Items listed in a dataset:

—————

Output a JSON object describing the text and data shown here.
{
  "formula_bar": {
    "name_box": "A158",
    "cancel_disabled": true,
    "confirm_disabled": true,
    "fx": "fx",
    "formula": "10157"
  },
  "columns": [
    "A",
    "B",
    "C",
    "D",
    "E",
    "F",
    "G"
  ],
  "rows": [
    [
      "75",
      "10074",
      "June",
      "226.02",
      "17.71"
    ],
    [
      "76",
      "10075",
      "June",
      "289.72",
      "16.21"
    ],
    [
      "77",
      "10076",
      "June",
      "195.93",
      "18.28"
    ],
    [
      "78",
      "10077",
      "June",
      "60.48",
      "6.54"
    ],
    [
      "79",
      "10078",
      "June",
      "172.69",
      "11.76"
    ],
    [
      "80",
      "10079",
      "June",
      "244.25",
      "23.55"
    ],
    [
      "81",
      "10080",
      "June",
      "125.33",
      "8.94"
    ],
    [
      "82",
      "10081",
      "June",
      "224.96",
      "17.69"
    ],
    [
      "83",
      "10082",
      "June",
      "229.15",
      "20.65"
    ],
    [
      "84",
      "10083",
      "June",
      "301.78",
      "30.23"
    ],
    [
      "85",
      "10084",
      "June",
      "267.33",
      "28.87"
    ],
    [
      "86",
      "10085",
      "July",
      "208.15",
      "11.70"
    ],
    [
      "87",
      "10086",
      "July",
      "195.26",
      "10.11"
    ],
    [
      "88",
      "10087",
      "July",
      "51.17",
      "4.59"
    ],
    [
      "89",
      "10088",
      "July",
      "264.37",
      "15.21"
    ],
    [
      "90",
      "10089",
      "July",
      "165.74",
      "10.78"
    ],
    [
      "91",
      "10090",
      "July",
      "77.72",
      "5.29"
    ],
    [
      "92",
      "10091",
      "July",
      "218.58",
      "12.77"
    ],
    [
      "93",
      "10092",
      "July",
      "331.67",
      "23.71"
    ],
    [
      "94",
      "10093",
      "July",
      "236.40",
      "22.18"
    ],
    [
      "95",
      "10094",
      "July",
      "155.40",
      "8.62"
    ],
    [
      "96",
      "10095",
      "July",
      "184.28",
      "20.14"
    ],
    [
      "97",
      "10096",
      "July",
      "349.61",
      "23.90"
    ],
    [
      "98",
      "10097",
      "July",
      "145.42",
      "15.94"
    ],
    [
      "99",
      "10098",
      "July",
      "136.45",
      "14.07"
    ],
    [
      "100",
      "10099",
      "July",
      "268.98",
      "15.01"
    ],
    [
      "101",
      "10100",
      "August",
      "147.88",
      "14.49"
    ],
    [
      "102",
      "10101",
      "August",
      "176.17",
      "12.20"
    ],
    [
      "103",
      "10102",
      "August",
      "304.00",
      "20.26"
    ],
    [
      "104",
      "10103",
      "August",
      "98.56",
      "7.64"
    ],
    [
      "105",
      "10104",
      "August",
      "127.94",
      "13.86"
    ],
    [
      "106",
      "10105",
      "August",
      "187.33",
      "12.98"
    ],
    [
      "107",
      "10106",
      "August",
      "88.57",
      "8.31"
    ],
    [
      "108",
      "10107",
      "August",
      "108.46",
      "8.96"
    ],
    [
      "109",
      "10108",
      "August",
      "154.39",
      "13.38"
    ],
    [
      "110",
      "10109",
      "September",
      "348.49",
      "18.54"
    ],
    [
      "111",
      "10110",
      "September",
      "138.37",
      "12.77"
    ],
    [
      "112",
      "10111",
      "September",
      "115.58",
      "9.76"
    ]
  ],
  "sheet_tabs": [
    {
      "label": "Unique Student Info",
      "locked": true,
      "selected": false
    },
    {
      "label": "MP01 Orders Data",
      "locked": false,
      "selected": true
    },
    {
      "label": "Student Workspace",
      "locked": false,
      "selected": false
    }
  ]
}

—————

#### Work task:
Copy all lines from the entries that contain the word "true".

#### Response below:
    "cancel_disabled": true,
    "confirm_disabled": true,
      "locked": true,
      "selected": true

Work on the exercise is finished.